## [AIM OF THE EXERCISE]
When you write out the records, keep every line exactly as it is.

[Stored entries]
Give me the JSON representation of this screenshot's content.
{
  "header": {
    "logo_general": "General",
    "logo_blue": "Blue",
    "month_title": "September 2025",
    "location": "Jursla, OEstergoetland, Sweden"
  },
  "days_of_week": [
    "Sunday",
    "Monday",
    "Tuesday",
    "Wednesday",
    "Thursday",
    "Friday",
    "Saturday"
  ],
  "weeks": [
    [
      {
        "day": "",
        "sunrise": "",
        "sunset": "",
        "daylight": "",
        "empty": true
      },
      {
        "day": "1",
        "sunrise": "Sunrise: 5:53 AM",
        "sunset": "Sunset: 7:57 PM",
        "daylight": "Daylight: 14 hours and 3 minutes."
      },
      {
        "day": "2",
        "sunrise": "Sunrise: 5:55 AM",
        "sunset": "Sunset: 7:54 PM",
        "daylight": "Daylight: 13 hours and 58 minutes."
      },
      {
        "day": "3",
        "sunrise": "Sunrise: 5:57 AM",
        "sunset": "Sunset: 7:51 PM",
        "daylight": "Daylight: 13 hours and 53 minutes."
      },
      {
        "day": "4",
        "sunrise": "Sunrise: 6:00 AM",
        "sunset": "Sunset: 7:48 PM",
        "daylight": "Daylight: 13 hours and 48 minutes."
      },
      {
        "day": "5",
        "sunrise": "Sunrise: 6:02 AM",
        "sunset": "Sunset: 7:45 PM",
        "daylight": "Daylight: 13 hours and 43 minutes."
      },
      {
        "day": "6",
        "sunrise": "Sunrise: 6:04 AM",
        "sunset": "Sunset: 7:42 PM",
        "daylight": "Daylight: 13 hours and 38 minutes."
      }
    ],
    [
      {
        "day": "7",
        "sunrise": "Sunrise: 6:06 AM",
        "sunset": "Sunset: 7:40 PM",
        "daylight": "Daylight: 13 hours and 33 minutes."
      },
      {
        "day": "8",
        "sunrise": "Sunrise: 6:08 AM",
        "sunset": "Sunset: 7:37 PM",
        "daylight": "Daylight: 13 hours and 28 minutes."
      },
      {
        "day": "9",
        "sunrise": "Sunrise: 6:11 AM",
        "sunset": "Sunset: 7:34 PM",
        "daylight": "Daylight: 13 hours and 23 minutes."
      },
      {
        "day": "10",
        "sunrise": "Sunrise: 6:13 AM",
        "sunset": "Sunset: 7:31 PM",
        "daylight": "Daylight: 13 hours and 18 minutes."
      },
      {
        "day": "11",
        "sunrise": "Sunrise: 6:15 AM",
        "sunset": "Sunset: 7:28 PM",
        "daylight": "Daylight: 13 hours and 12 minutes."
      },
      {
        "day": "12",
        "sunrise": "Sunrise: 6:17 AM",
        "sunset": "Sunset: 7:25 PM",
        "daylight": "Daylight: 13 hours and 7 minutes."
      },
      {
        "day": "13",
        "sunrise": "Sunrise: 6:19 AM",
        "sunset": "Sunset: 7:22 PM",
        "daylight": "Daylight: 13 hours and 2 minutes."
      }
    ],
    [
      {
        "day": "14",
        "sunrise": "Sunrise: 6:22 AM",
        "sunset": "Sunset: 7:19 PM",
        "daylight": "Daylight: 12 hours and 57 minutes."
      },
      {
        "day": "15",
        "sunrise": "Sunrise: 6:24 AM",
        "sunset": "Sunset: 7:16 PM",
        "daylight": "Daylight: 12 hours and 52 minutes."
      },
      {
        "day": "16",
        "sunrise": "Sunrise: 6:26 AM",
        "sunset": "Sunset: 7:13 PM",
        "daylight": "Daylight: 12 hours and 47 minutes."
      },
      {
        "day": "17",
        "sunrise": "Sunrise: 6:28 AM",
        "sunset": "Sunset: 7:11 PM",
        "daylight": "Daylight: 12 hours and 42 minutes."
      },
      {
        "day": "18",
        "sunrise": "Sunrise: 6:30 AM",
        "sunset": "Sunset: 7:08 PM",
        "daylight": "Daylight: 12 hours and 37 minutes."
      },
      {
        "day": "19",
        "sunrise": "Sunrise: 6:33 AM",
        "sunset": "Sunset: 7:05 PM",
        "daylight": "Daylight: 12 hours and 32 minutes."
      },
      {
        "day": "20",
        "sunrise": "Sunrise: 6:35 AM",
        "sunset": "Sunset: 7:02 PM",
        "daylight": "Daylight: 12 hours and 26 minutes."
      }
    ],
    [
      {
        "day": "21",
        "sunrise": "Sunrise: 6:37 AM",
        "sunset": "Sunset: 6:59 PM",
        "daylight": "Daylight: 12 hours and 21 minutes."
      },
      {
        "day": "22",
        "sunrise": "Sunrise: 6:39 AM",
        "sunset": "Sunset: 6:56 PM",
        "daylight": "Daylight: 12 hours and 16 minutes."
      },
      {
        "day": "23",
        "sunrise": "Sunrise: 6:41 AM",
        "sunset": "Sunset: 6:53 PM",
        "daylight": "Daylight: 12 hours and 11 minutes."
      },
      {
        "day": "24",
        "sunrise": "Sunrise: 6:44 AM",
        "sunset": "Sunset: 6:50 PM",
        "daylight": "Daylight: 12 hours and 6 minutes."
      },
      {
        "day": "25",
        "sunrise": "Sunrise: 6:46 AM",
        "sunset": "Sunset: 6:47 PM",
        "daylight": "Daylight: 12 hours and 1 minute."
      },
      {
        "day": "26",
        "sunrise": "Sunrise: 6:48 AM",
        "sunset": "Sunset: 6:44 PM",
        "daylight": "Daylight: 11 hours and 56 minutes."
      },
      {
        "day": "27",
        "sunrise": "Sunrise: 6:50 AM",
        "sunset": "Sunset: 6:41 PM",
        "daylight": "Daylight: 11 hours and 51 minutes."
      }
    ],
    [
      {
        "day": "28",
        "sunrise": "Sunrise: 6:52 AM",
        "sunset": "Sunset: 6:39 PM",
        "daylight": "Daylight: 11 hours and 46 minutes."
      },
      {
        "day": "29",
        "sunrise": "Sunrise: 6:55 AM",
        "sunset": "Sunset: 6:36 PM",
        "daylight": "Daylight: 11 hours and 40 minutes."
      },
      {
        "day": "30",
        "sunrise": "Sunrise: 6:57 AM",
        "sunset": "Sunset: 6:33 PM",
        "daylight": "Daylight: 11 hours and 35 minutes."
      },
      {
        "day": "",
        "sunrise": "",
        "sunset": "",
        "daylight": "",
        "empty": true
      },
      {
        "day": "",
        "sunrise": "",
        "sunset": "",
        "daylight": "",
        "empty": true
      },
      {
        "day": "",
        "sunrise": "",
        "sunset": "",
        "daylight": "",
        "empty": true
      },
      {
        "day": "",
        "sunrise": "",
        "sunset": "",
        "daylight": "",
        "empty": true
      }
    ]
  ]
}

## [RESPONSE TO THE TASK]
Give me the JSON representation of this screenshot's content.
{
  "header": {
    "logo_general": "General",
    "logo_blue": "Blue",
    "month_title": "September 2025",
    "location": "Jursla, OEstergoetland, Sweden"
  },
  "days_of_week": [
    "Sunday",
    "Monday",
    "Tuesday",
    "Wednesday",
    "Thursday",
    "Friday",
    "Saturday"
  ],
  "weeks": [
    [
      {
        "day": "",
        "sunrise": "",
        "sunset": "",
        "daylight": "",
        "empty": true
      },
      {
        "day": "1",
        "sunrise": "Sunrise: 5:53 AM",
        "sunset": "Sunset: 7:57 PM",
        "daylight": "Daylight: 14 hours and 3 minutes."
      },
      {
        "day": "2",
        "sunrise": "Sunrise: 5:55 AM",
        "sunset": "Sunset: 7:54 PM",
        "daylight": "Daylight: 13 hours and 58 minutes."
      },
      {
        "day": "3",
        "sunrise": "Sunrise: 5:57 AM",
        "sunset": "Sunset: 7:51 PM",
        "daylight": "Daylight: 13 hours and 53 minutes."
      },
      {
        "day": "4",
        "sunrise": "Sunrise: 6:00 AM",
        "sunset": "Sunset: 7:48 PM",
        "daylight": "Daylight: 13 hours and 48 minutes."
      },
      {
        "day": "5",
        "sunrise": "Sunrise: 6:02 AM",
        "sunset": "Sunset: 7:45 PM",
        "daylight": "Daylight: 13 hours and 43 minutes."
      },
      {
        "day": "6",
        "sunrise": "Sunrise: 6:04 AM",
        "sunset": "Sunset: 7:42 PM",
        "daylight": "Daylight: 13 hours and 38 minutes."
      }
    ],
    [
      {
        "day": "7",
        "sunrise": "Sunrise: 6:06 AM",
        "sunset": "Sunset: 7:40 PM",
        "daylight": "Daylight: 13 hours and 33 minutes."
      },
      {
        "day": "8",
        "sunrise": "Sunrise: 6:08 AM",
        "sunset": "Sunset: 7:37 PM",
        "daylight": "Daylight: 13 hours and 28 minutes."
      },
      {
        "day": "9",
        "sunrise": "Sunrise: 6:11 AM",
        "sunset": "Sunset: 7:34 PM",
        "daylight": "Daylight: 13 hours and 23 minutes."
      },
      {
        "day": "10",
        "sunrise": "Sunrise: 6:13 AM",
        "sunset": "Sunset: 7:31 PM",
        "daylight": "Daylight: 13 hours and 18 minutes."
      },
      {
        "day": "11",
        "sunrise": "Sunrise: 6:15 AM",
        "sunset": "Sunset: 7:28 PM",
        "daylight": "Daylight: 13 hours and 12 minutes."
      },
      {
        "day": "12",
        "sunrise": "Sunrise: 6:17 AM",
        "sunset": "Sunset: 7:25 PM",
        "daylight": "Daylight: 13 hours and 7 minutes."
      },
      {
        "day": "13",
        "sunrise": "Sunrise: 6:19 AM",
        "sunset": "Sunset: 7:22 PM",
        "daylight": "Daylight: 13 hours and 2 minutes."
      }
    ],
    [
      {
        "day": "14",
        "sunrise": "Sunrise: 6:22 AM",
        "sunset": "Sunset: 7:19 PM",
        "daylight": "Daylight: 12 hours and 57 minutes."
      },
      {
        "day": "15",
        "sunrise": "Sunrise: 6:24 AM",
        "sunset": "Sunset: 7:16 PM",
        "daylight": "Daylight: 12 hours and 52 minutes."
      },
      {
        "day": "16",
        "sunrise": "Sunrise: 6:26 AM",
        "sunset": "Sunset: 7:13 PM",
        "daylight": "Daylight: 12 hours and 47 minutes."
      },
      {
        "day": "17",
        "sunrise": "Sunrise: 6:28 AM",
        "sunset": "Sunset: 7:11 PM",
        "daylight": "Daylight: 12 hours and 42 minutes."
      },
      {
        "day": "18",
        "sunrise": "Sunrise: 6:30 AM",
        "sunset": "Sunset: 7:08 PM",
        "daylight": "Daylight: 12 hours and 37 minutes."
      },
      {
        "day": "19",
        "sunrise": "Sunrise: 6:33 AM",
        "sunset": "Sunset: 7:05 PM",
        "daylight": "Daylight: 12 hours and 32 minutes."
      },
      {
        "day": "20",
        "sunrise": "Sunrise: 6:35 AM",
        "sunset": "Sunset: 7:02 PM",
        "daylight": "Daylight: 12 hours and 26 minutes."
      }
    ],
    [
      {
        "day": "21",
        "sunrise": "Sunrise: 6:37 AM",
        "sunset": "Sunset: 6:59 PM",
        "daylight": "Daylight: 12 hours and 21 minutes."
      },
      {
        "day": "22",
        "sunrise": "Sunrise: 6:39 AM",
        "sunset": "Sunset: 6:56 PM",
        "daylight": "Daylight: 12 hours and 16 minutes."
      },
      {
        "day": "23",
        "sunrise": "Sunrise: 6:41 AM",
        "sunset": "Sunset: 6:53 PM",
        "daylight": "Daylight: 12 hours and 11 minutes."
      },
      {
        "day": "24",
        "sunrise": "Sunrise: 6:44 AM",
        "sunset": "Sunset: 6:50 PM",
        "daylight": "Daylight: 12 hours and 6 minutes."
      },
      {
        "day": "25",
        "sunrise": "Sunrise: 6:46 AM",
        "sunset": "Sunset: 6:47 PM",
        "daylight": "Daylight: 12 hours and 1 minute."
      },
      {
        "day": "26",
        "sunrise": "Sunrise: 6:48 AM",
        "sunset": "Sunset: 6:44 PM",
        "daylight": "Daylight: 11 hours and 56 minutes."
      },
      {
        "day": "27",
        "sunrise": "Sunrise: 6:50 AM",
        "sunset": "Sunset: 6:41 PM",
        "daylight": "Daylight: 11 hours and 51 minutes."
      }
    ],
    [
      {
        "day": "28",
        "sunrise": "Sunrise: 6:52 AM",
        "sunset": "Sunset: 6:39 PM",
        "daylight": "Daylight: 11 hours and 46 minutes."
      },
      {
        "day": "29",
        "sunrise": "Sunrise: 6:55 AM",
        "sunset": "Sunset: 6:36 PM",
        "daylight": "Daylight: 11 hours and 40 minutes."
      },
      {
        "day": "30",
        "sunrise": "Sunrise: 6:57 AM",
        "sunset": "Sunset: 6:33 PM",
        "daylight": "Daylight: 11 hours and 35 minutes."
      },
      {
        "day": "",
        "sunrise": "",
        "sunset": "",
        "daylight": "",
        "empty": true
      },
      {
        "day": "",
        "sunrise": "",
        "sunset": "",
        "daylight": "",
        "empty": true
      },
      {
        "day": "",
        "sunrise": "",
        "sunset": "",
        "daylight": "",
        "empty": true
      },
      {
        "day": "",
        "sunrise": "",
        "sunset": "",
        "daylight": "",
        "empty": true
      }
    ]
  ]
}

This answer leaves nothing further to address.